**** RECORDS FOR PROCESSING
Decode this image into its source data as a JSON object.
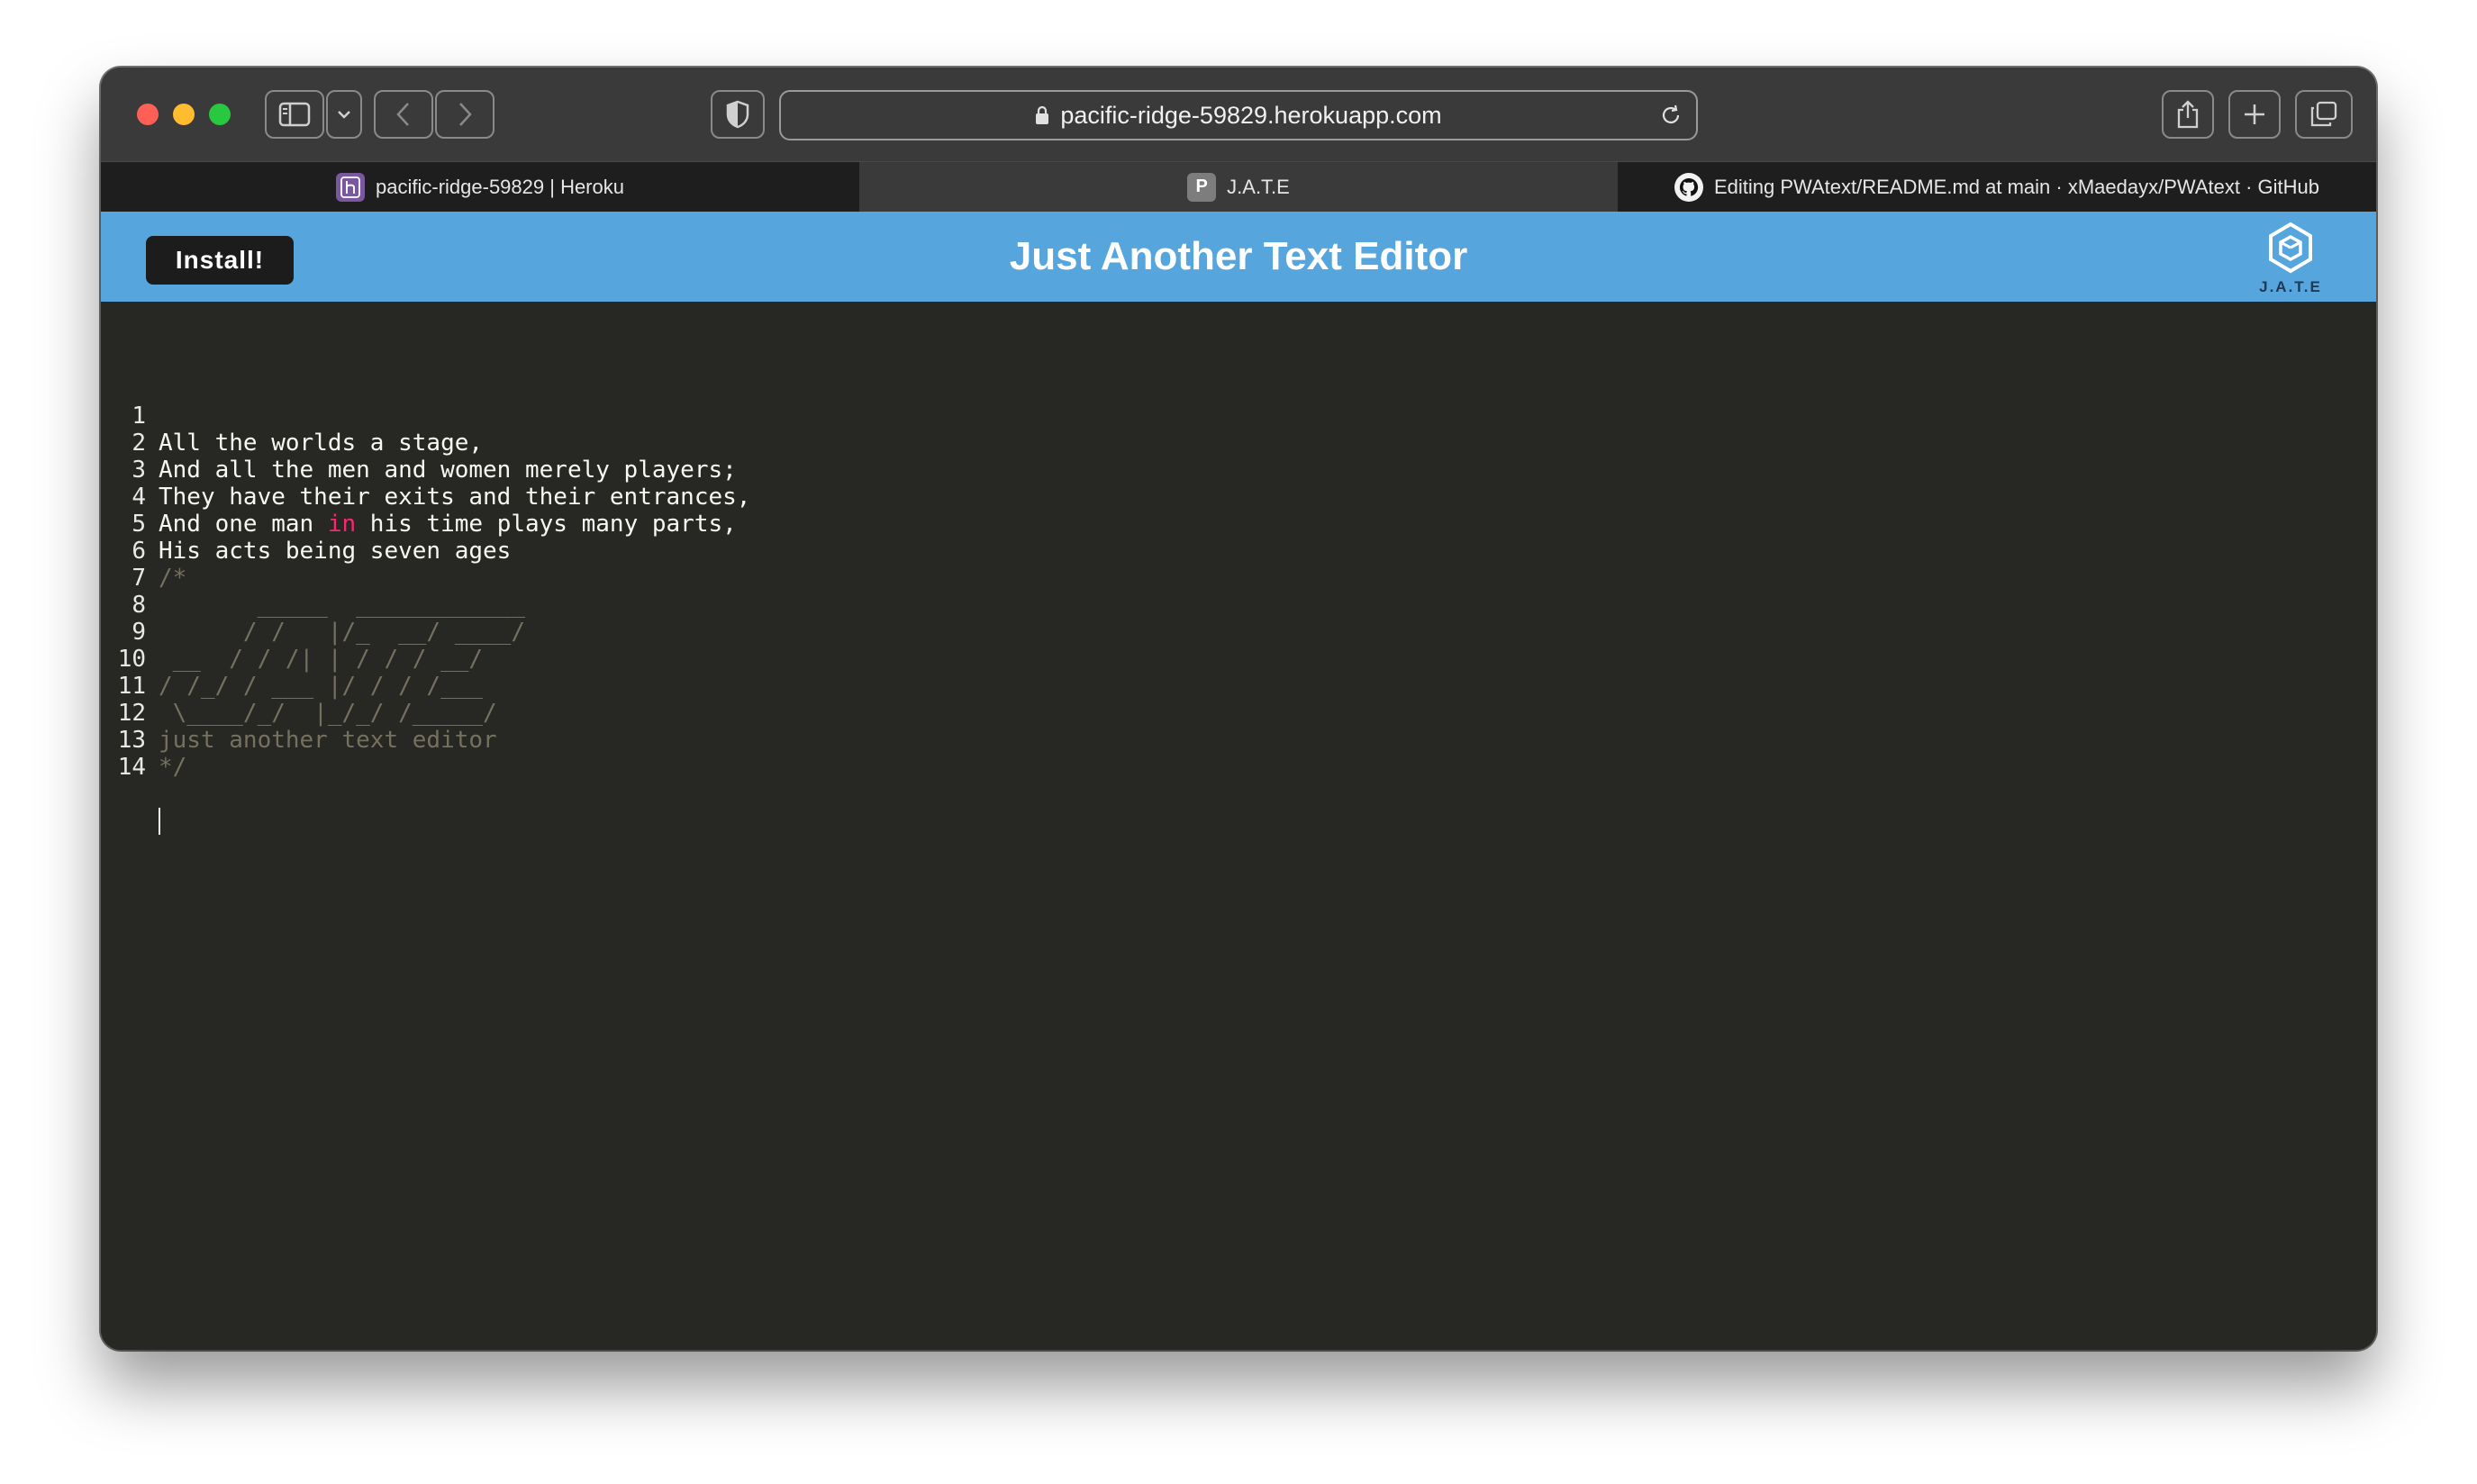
{
  "browser": {
    "url": "pacific-ridge-59829.herokuapp.com",
    "tabs": [
      {
        "label": "pacific-ridge-59829 | Heroku",
        "favicon": "heroku-icon",
        "active": false
      },
      {
        "label": "J.A.T.E",
        "favicon": "jate-icon",
        "favicon_letter": "P",
        "active": true
      },
      {
        "label": "Editing PWAtext/README.md at main · xMaedayx/PWAtext · GitHub",
        "favicon": "github-icon",
        "active": false
      }
    ]
  },
  "app": {
    "install_label": "Install!",
    "title": "Just Another Text Editor",
    "logo_text": "J.A.T.E",
    "header_color": "#56a5dc"
  },
  "editor": {
    "lines": [
      {
        "num": "1",
        "text": "All the worlds a stage,"
      },
      {
        "num": "2",
        "text": "And all the men and women merely players;"
      },
      {
        "num": "3",
        "text": "They have their exits and their entrances,"
      },
      {
        "num": "4",
        "pre": "And one man ",
        "keyword": "in",
        "post": " his time plays many parts,"
      },
      {
        "num": "5",
        "text": "His acts being seven ages"
      },
      {
        "num": "6",
        "text": "/*"
      },
      {
        "num": "7",
        "text": "       _____  ____________"
      },
      {
        "num": "8",
        "text": "      / /   |/_  __/ ____/"
      },
      {
        "num": "9",
        "text": " __  / / /| | / / / __/"
      },
      {
        "num": "10",
        "text": "/ /_/ / ___ |/ / / /___"
      },
      {
        "num": "11",
        "text": " \\____/_/  |_/_/ /_____/"
      },
      {
        "num": "12",
        "text": "just another text editor"
      },
      {
        "num": "13",
        "text": "*/"
      },
      {
        "num": "14",
        "text": ""
      }
    ],
    "background": "#272724",
    "text_color": "#f8f8f2",
    "comment_color": "#75715e",
    "keyword_color": "#f92672"
  }
}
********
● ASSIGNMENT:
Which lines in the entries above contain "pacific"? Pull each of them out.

● ANSWER TO THIS PROBLEM:
    "url": "pacific-ridge-59829.herokuapp.com",
        "label": "pacific-ridge-59829 | Heroku",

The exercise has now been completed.